MR. VIGILANTE: We should just hear from these folks as to what they are doing and what they are thinking about plugging into another framework and not creating a parallel redundant environment.
MR. STEINWACHS: Anything else for today?
On the population side, I guess the next steps were to have a conference meeting in December. Mainly that was to make plans for hearings around surge. I think the next steps on this other – you know, I guess at least I would sort of echo my feeling that – you know – it seems to me a little more squarely in the leadership role of the Quality Workgroup and Populations have an interest and so on, and it overlaps, so people can play with it.
MR. HUNGATE: Around the registries, there is some potential real synergy, because there is an awful lot of content there, and you look at, listen to what Intermountain Health has done, how long it is taking, the stages it has gone through. You know, there is getting information in, getting it in the right format, getting it out and getting it to the right place.
The translation back from Population Health to individual health is still a problem in – care, and so I think there is content there that is better focused here at Populations, too. So I think there is a piece there that does tie.
PARTICIPANT: Oh, there is no question about ties.
PARTICIPANT: We aren’t going to let you go alone.
PARTICIPANT: I am just saying that it seems to me that this much more squarely gets EHR and Quality or ITM Quality –
PARTICIPANT: EHR towards the population side, you might be talking more about surveillance and those types of things that you capture at the point of encounter that would be relevant –
(Several speakers at once).
MS. CARR: However, guys, I would like to put something on the next agenda, which is the fact that even though I would agree that it belongs more squarely at least initially with Quality and with individual health, I also know that, from a day-to-day practicality standpoint, this has been a great dialogue. The Quality Workgroup is – you know – understaffed and underfed, and so I think that let’s bookmark just how we do about that, and I think that those are conversations we can have with Simon, that we can have offline. So I don’t want to do – you know, have kind of, Well, it is over here and – Yes. Because there is just too much to be done.

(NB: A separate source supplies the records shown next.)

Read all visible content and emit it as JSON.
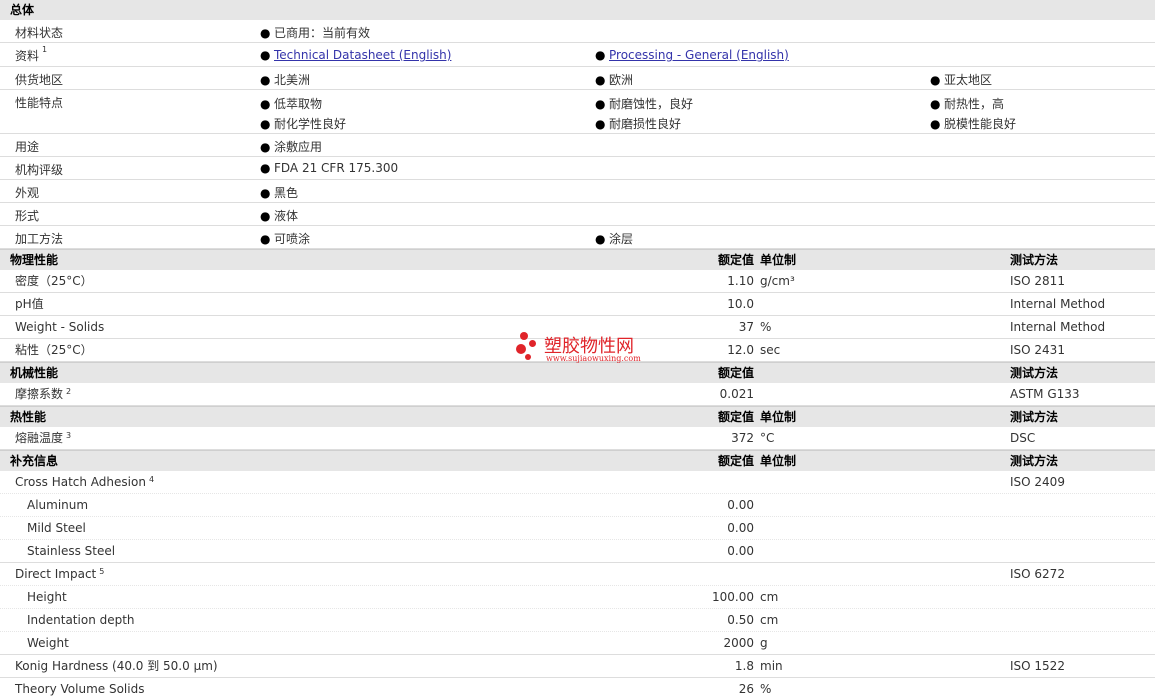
{
  "general": {
    "title": "总体",
    "rows": [
      {
        "label": "材料状态",
        "sup": "",
        "cells": [
          "已商用：当前有效"
        ]
      },
      {
        "label": "资料",
        "sup": "1",
        "links": [
          "Technical Datasheet (English)",
          "Processing - General (English)"
        ]
      },
      {
        "label": "供货地区",
        "sup": "",
        "cells": [
          "北美洲",
          "欧洲",
          "亚太地区"
        ]
      },
      {
        "label": "性能特点",
        "sup": "",
        "cells": [
          "低萃取物",
          "耐磨蚀性，良好",
          "耐热性，高",
          "耐化学性良好",
          "耐磨损性良好",
          "脱模性能良好"
        ]
      },
      {
        "label": "用途",
        "sup": "",
        "cells": [
          "涂敷应用"
        ]
      },
      {
        "label": "机构评级",
        "sup": "",
        "cells": [
          "FDA 21 CFR 175.300"
        ]
      },
      {
        "label": "外观",
        "sup": "",
        "cells": [
          "黑色"
        ]
      },
      {
        "label": "形式",
        "sup": "",
        "cells": [
          "液体"
        ]
      },
      {
        "label": "加工方法",
        "sup": "",
        "cells": [
          "可喷涂",
          "涂层"
        ]
      }
    ]
  },
  "columns": {
    "nominal": "额定值",
    "unit": "单位制",
    "test": "测试方法"
  },
  "physical": {
    "title": "物理性能",
    "rows": [
      {
        "label": "密度（25°C）",
        "value": "1.10",
        "unit": "g/cm³",
        "test": "ISO 2811"
      },
      {
        "label": "pH值",
        "value": "10.0",
        "unit": "",
        "test": "Internal Method"
      },
      {
        "label": "Weight - Solids",
        "value": "37",
        "unit": "%",
        "test": "Internal Method"
      },
      {
        "label": "粘性（25°C）",
        "value": "12.0",
        "unit": "sec",
        "test": "ISO 2431"
      }
    ]
  },
  "mechanical": {
    "title": "机械性能",
    "rows": [
      {
        "label": "摩擦系数",
        "sup": "2",
        "value": "0.021",
        "unit": "",
        "test": "ASTM G133"
      }
    ]
  },
  "thermal": {
    "title": "热性能",
    "rows": [
      {
        "label": "熔融温度",
        "sup": "3",
        "value": "372",
        "unit": "°C",
        "test": "DSC"
      }
    ]
  },
  "supplementary": {
    "title": "补充信息",
    "cross_hatch": {
      "label": "Cross Hatch Adhesion",
      "sup": "4",
      "test": "ISO 2409",
      "subs": [
        {
          "label": "Aluminum",
          "value": "0.00"
        },
        {
          "label": "Mild Steel",
          "value": "0.00"
        },
        {
          "label": "Stainless Steel",
          "value": "0.00"
        }
      ]
    },
    "direct_impact": {
      "label": "Direct Impact",
      "sup": "5",
      "test": "ISO 6272",
      "subs": [
        {
          "label": "Height",
          "value": "100.00",
          "unit": "cm"
        },
        {
          "label": "Indentation depth",
          "value": "0.50",
          "unit": "cm"
        },
        {
          "label": "Weight",
          "value": "2000",
          "unit": "g"
        }
      ]
    },
    "konig": {
      "label": "Konig Hardness (40.0 到  50.0 µm)",
      "value": "1.8",
      "unit": "min",
      "test": "ISO 1522"
    },
    "theory": {
      "label": "Theory Volume Solids",
      "value": "26",
      "unit": "%"
    }
  },
  "watermark": {
    "name": "塑胶物性网",
    "url": "www.sujiaowuxing.com",
    "color": "#e0242a"
  },
  "colors": {
    "header_bg": "#e6e6e6",
    "link": "#3333aa"
  }
}
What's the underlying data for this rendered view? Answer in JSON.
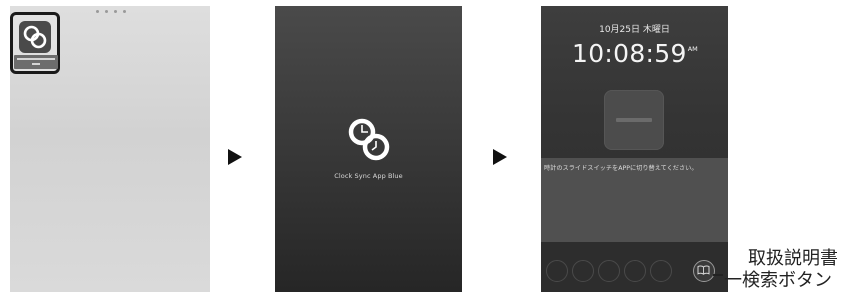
{
  "home_screen": {
    "app_icon": "clock-sync-logo-icon"
  },
  "splash_screen": {
    "logo_icon": "clock-sync-logo-icon",
    "app_title": "Clock Sync App Blue"
  },
  "clock_screen": {
    "date": "10月25日 木曜日",
    "time": "10:08:59",
    "ampm": "AM",
    "instruction": "時計のスライドスイッチをAPPに切り替えてください。",
    "manual_button_icon": "book-icon"
  },
  "callout": {
    "line1": "取扱説明書",
    "line2": "一検索ボタン"
  },
  "colors": {
    "home_bg": "#d6d6d6",
    "app_dark_bg": "#2c2c2c",
    "highlight_border": "#1a1a1a"
  }
}
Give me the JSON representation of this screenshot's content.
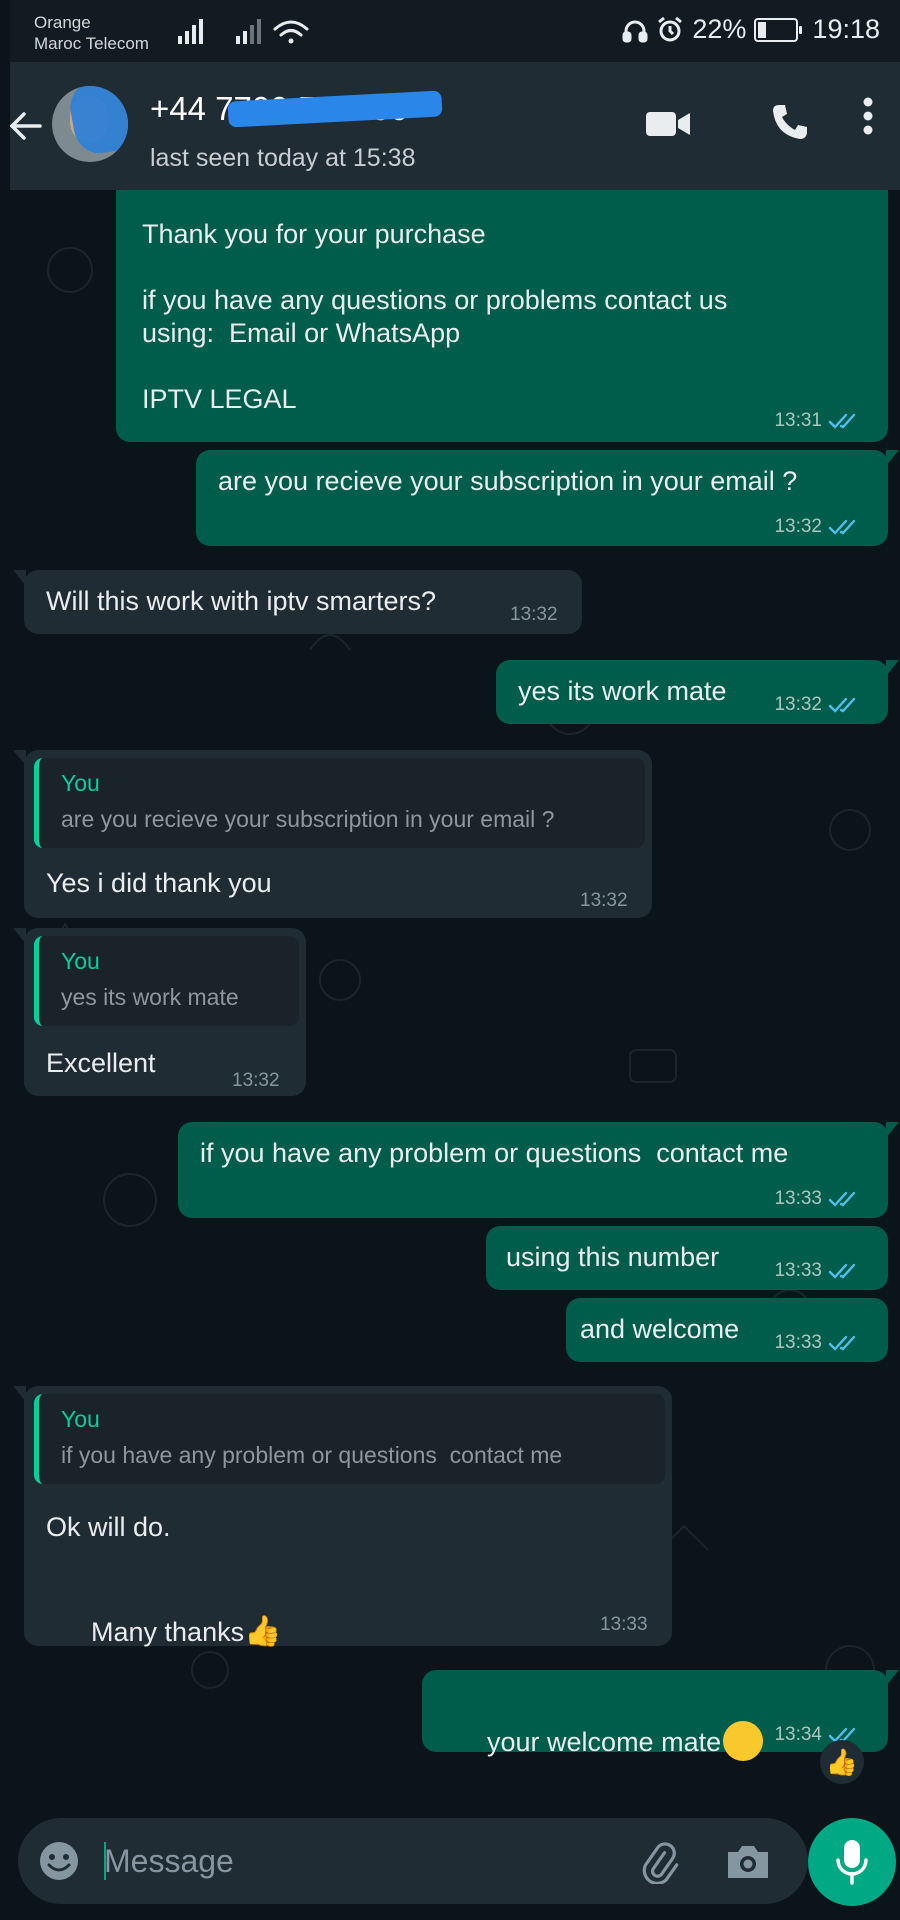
{
  "status_bar": {
    "carrier_line1": "Orange",
    "carrier_line2": "Maroc Telecom",
    "battery": "22%",
    "battery_level": 0.22,
    "time": "19:18"
  },
  "header": {
    "contact": "+44 7700 503536",
    "last_seen": "last seen today at 15:38"
  },
  "messages": [
    {
      "direction": "out",
      "text": "Thank you for your purchase\n\nif you have any questions or problems contact us\nusing:  Email or WhatsApp\n\nIPTV LEGAL",
      "time": "13:31",
      "read": true
    },
    {
      "direction": "out",
      "text": "are you recieve your subscription in your email ?",
      "time": "13:32",
      "read": true
    },
    {
      "direction": "in",
      "text": "Will this work with iptv smarters?",
      "time": "13:32"
    },
    {
      "direction": "out",
      "text": "yes its work mate",
      "time": "13:32",
      "read": true
    },
    {
      "direction": "in",
      "quote_author": "You",
      "quote_text": "are you recieve your subscription in your email ?",
      "text": "Yes i did thank you",
      "time": "13:32"
    },
    {
      "direction": "in",
      "quote_author": "You",
      "quote_text": "yes its work mate",
      "text": "Excellent",
      "time": "13:32"
    },
    {
      "direction": "out",
      "text": "if you have any problem or questions  contact me",
      "time": "13:33",
      "read": true
    },
    {
      "direction": "out",
      "text": "using this number",
      "time": "13:33",
      "read": true
    },
    {
      "direction": "out",
      "text": "and welcome",
      "time": "13:33",
      "read": true
    },
    {
      "direction": "in",
      "quote_author": "You",
      "quote_text": "if you have any problem or questions  contact me",
      "text_line1": "Ok will do.",
      "text_line2": "Many thanks",
      "emoji": "👍",
      "time": "13:33"
    },
    {
      "direction": "out",
      "text": "your welcome mate",
      "emoji": "smiling-face",
      "time": "13:34",
      "read": true,
      "reaction": "👍"
    }
  ],
  "composer": {
    "placeholder": "Message"
  },
  "colors": {
    "header_bg": "#1f2c34",
    "chat_bg": "#0b141a",
    "outgoing_bubble": "#005c4b",
    "incoming_bubble": "#202c33",
    "accent": "#00a884",
    "read_ticks": "#53bdeb",
    "quote_author": "#06cf9c"
  },
  "icons": [
    "back-arrow-icon",
    "video-call-icon",
    "voice-call-icon",
    "more-options-icon",
    "emoji-icon",
    "attach-icon",
    "camera-icon",
    "mic-icon"
  ]
}
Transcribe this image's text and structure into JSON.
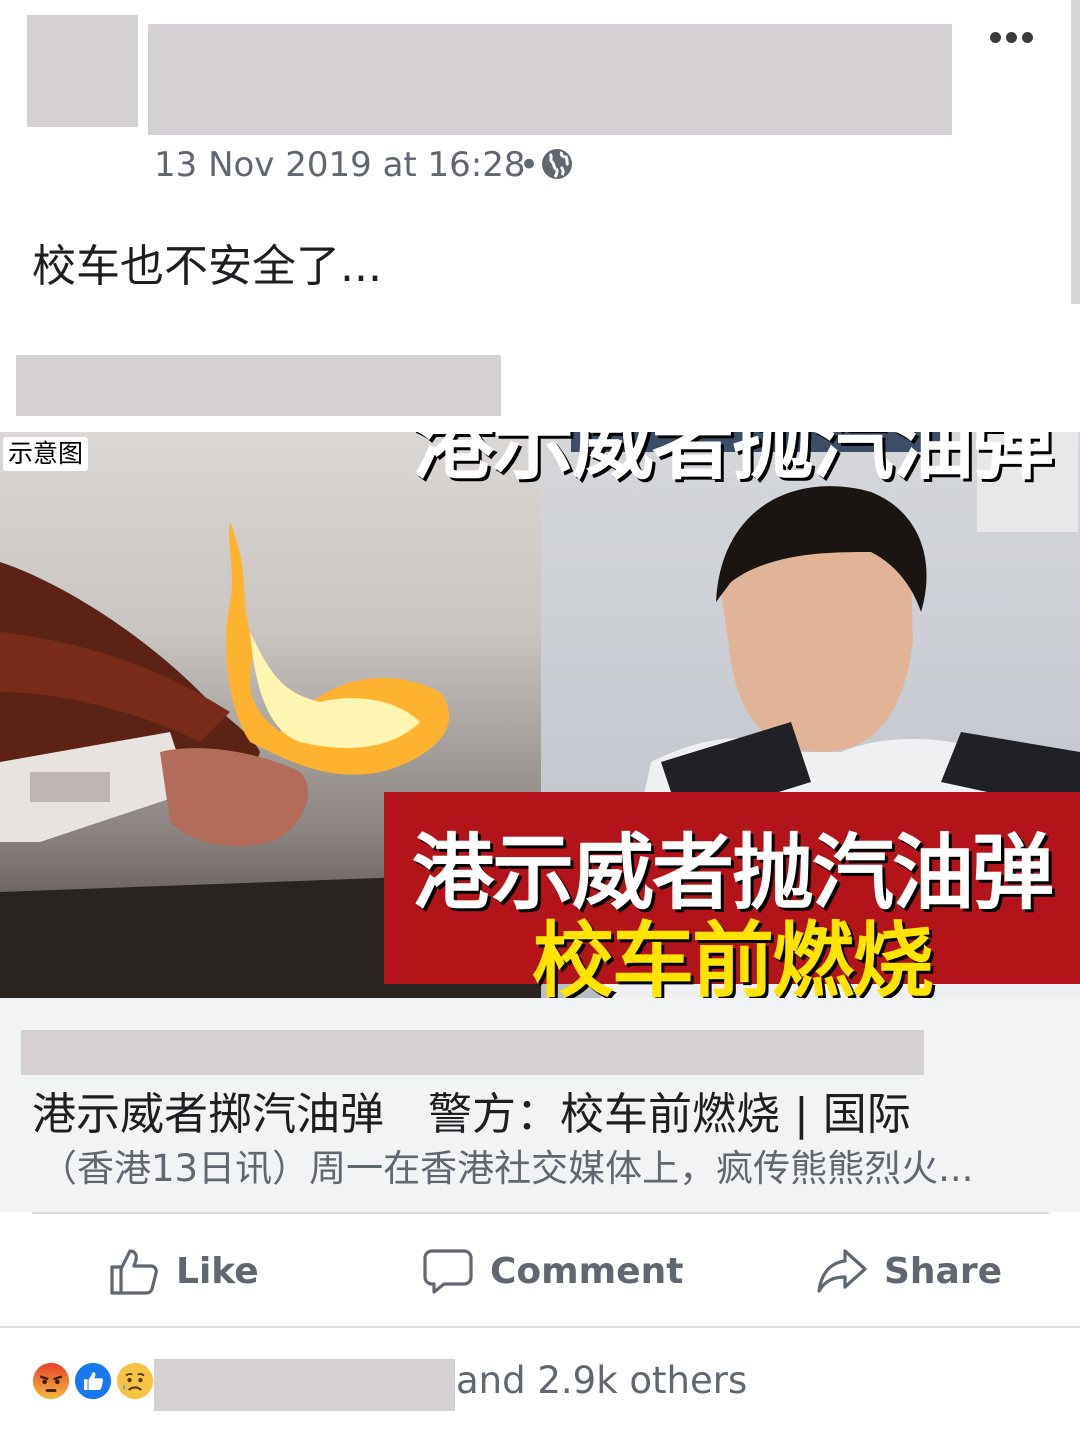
{
  "post": {
    "timestamp": "13 Nov 2019 at 16:28",
    "separator": "•",
    "privacy_icon": "globe-icon",
    "text": "校车也不安全了..."
  },
  "link": {
    "image": {
      "badge": "示意图",
      "headline_line1": "港示威者抛汽油弹",
      "headline_line2": "校车前燃烧"
    },
    "title": "港示威者掷汽油弹　警方：校车前燃烧 | 国际",
    "description": "（香港13日讯）周一在香港社交媒体上，疯传熊熊烈火..."
  },
  "actions": {
    "like": "Like",
    "comment": "Comment",
    "share": "Share"
  },
  "reactions": {
    "icons": [
      "angry-reaction-icon",
      "like-reaction-icon",
      "sad-reaction-icon"
    ],
    "summary": "and 2.9k others"
  },
  "colors": {
    "meta_text": "#606770",
    "redaction": "#d4d0d4",
    "headline_red": "#b2141a",
    "headline_yellow": "#ffe400",
    "like_blue": "#1877f2"
  }
}
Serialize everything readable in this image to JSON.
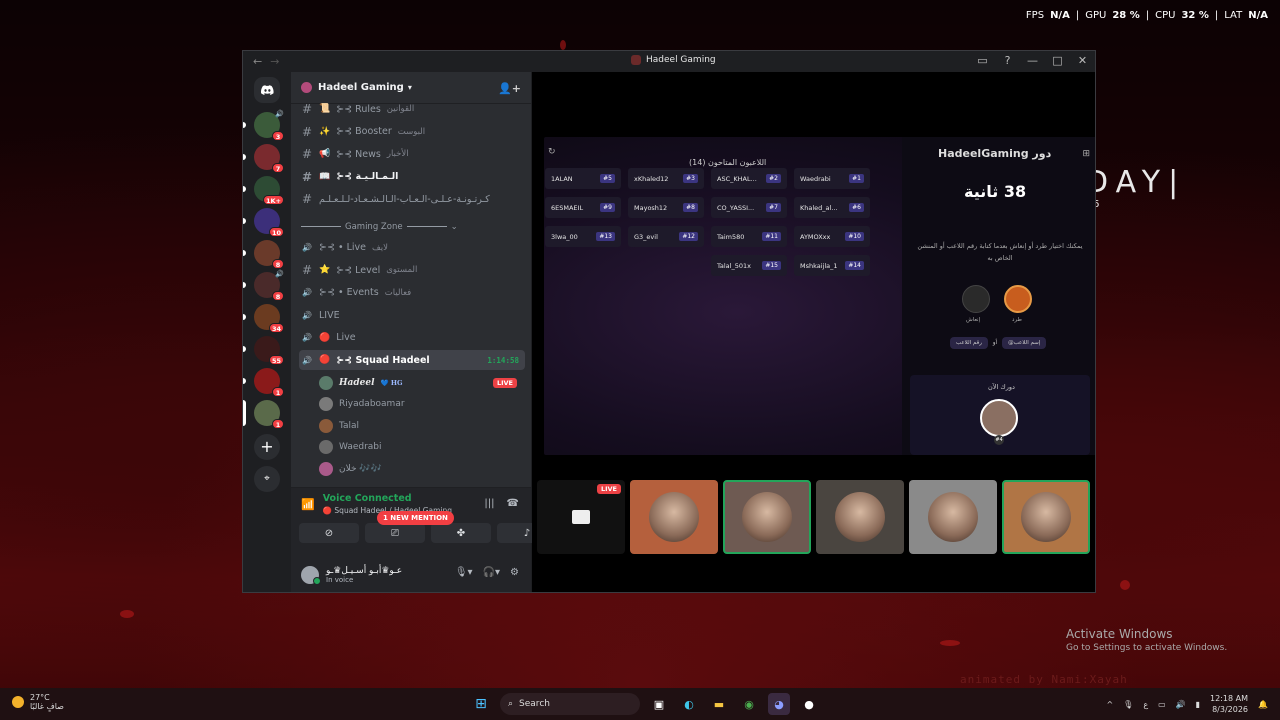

MR. STEINWACHS: On the Populations side – I think what we have talked about is trying to lay out maybe three hearings for the next year and maybe two letter reports, and so what we have picked, I think, at this point, unless there is a radical change, is the surge issue – this has been articulated – and the other is we have a working subgroup on data linkages issues and they are laying out, and so part of this is really trying to look at where the barriers and where there may be some real payoff, if we could overcome some of the problems to find a link, for instance, SSA data, Medicare data.
PARTICIPANT: Right – Right. And I think that is a good agenda.
MR. STEINWACHS: And, you know, we may or may not play out that you could use a case example like Katrina and looking at outcomes as a way to talk about what kinds of data sets, but I think that would be the other piece that right now is not on our agenda, and so, you know, we would love to work together, because these all do relate back – issues in the population –
PARTICIPANT: And we’ve got three hours of Quality Workgroup this afternoon, and we welcome anyone else to join us.
PARTICIPANT: Sure. Yes.
PARTICIPANT: And meeting all day tomorrow.
PARTICIPANT: And all day tomorrow.
(Whereupon, the subcommittee was adjourned.)